According to Orangebloods.com, starting linebacker Jordan Hicks will miss the remainder of the season after suffering an unspecified injury. The website reported that it’s currently working on nailing down the specifics of the injury, which would’ve occurred during the win over Kansas State yesterday.
Hicks currently leads the Longhorns in tackles with 41 — Steve Edmond and Cedric Reed are tied at No. 2 with 28 each — and is third in tackles for loss.
If the report is accurate — the school has yet to address the development — it would mark the second consecutive season Hicks has seen his season end prematurely.
Hicks missed most of the 2012 season with a groin/hip injury, and was finally ruled out for the year in November after playing in just three games. In July of this year, Hicks was approved for a medical redshirt that gave him an additional year of eligibility, leaving him with two entering this season. As Hicks played in four games this season, he would not qualify for another medical redshirt and sixth season of eligibility.
Hicks’ roller coaster ride the past year-plus hasn’t been confined to on-field injuries as he and backup quarterback Case McCoy were indefinitely suspended in December amidst a police investigation into an alleged sexual assault that occurred in the run-up to UT’s Alamo Bowl appearance.
No charges were ever filed, and both players were reinstated in mid-January.
UPDATED 5:03 p.m. ET: Texas confirmed that Hicks will miss the remainder of the 2013 season after rupturing the Achilles tendon in his left leg. Obviously, he will undergo surgery this week to repair the damage.
Ole Miss will be without a starting piece of its defensive puzzle for an extended period of time, both the player and the school revealed Tuesday.
With rumors swirling about his condition, C.J. Johnson confirmed on his personal Twitter account late this morning that he will be undergoing surgery at some point in the not-too-distant future. The linebacker sustained an injury to his left knee in last Saturday’s loss to Florida and did not return to the contest.
Subsequent to that posting, Ole Miss confirmed that Johnson underwent surgery earlier in the day to repair a torn meniscus in his knee. The procedure and rehab will sideline Johnson for a period of 4-6 weeks.

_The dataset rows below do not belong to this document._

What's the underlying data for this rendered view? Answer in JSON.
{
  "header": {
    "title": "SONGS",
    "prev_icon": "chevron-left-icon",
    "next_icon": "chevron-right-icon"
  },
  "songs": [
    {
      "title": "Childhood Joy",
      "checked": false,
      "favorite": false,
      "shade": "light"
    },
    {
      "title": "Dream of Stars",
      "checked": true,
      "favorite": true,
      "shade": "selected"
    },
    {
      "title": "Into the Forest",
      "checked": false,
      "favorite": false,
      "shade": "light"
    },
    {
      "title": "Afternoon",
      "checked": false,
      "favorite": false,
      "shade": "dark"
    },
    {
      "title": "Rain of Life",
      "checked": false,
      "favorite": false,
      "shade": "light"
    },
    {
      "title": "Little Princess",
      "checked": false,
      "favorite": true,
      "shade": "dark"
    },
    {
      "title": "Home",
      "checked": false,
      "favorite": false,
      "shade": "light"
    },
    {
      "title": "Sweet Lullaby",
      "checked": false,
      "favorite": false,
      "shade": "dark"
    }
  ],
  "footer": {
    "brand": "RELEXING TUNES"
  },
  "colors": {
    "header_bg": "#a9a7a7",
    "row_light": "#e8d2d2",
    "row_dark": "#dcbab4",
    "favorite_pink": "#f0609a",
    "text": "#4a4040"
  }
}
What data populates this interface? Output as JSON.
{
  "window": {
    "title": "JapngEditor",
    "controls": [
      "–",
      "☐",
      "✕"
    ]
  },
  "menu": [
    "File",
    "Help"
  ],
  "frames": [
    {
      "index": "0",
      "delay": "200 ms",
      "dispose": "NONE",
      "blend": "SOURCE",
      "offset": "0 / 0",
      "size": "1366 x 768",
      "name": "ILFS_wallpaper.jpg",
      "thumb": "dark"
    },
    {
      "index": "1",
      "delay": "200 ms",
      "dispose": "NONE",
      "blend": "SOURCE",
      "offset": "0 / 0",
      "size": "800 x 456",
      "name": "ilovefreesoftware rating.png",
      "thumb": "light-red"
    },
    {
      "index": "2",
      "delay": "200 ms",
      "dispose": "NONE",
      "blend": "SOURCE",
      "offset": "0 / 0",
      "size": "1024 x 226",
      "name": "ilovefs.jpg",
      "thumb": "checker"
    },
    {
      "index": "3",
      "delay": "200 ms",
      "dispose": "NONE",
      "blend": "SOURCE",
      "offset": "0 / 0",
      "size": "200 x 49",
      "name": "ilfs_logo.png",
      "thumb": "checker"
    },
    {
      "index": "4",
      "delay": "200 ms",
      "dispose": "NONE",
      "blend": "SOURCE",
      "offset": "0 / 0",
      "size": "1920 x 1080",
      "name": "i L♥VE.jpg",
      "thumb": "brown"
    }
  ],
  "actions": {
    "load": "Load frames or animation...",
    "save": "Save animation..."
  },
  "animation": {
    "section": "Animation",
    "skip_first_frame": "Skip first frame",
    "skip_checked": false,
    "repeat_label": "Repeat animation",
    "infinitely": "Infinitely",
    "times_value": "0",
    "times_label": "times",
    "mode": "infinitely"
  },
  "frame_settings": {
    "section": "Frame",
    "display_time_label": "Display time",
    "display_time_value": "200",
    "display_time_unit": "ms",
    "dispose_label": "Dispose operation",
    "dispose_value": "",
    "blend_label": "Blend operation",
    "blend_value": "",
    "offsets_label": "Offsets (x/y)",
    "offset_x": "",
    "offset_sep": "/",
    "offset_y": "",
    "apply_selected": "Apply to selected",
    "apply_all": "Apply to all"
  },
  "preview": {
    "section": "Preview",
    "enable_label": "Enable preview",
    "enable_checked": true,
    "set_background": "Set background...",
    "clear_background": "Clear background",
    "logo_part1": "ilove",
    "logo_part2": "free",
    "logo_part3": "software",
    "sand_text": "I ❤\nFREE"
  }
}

At the low-end of the prognosis, Johnson would miss the next four games — New Mexico State, Memphis, Texas A&M, Auburn — and return for the Nov. 7 game against Arkansas. The high-end would have him sidelined until the regular-season finale against Mississippi State.
Johnson had started all five games at middle linebacker for the Rebels. He started 26 games at defensive end the past three years before moving to linebacker.
Already in the crosshairs for his 2-3 team’s late-game failures, Butch Jones now finds himself under increasing scrutiny for something that allegedly happened a couple of months ago.
The website Gridiron.com, which features such respected journalists Tony Barnhart and Mike Huguenin among others, reported earlier today that the Tennessee head coach was involved in what was described as a “physical altercation” with senior offensive lineman Mack Crowder during summer camp this past August. The source close to the program added that practice film that day captured the alleged incident, although it’s unclear if that tapes still exists.
From the site’s report:
The incident occurred during fall camp, about the time that news started to come out about a few offensive linemen who were considering stepping away from the program. Crowder walked off the practice field one day and missed a day or two of practice, and Brett Kendrick and Dylan Wiesman were said to be contemplating their futures. Sources say the players’ actions stemmed from an incident between Jones and Crowder.
The website also made a Freedom of Information request seeking any correspondence between the university and the Crowder family be turned over, but writes that UT “administrators said any sort of letter or correspondence that may or may not have happened was covered under the Family Educational Rights and Privacy Act.”
Monday, Jones labeled what began as message-board speculation that he had struck one of his Vols players as “absolutely ridiculous.” The Knoxville News Sentinel contacted Crowder’s father, with the paper writing that “he had no comment and did not want to give validation to message boards.”
At least publicly, the university has yet to address the allegations. Jones will get yet another chance to address the speculation with the media in the very near future.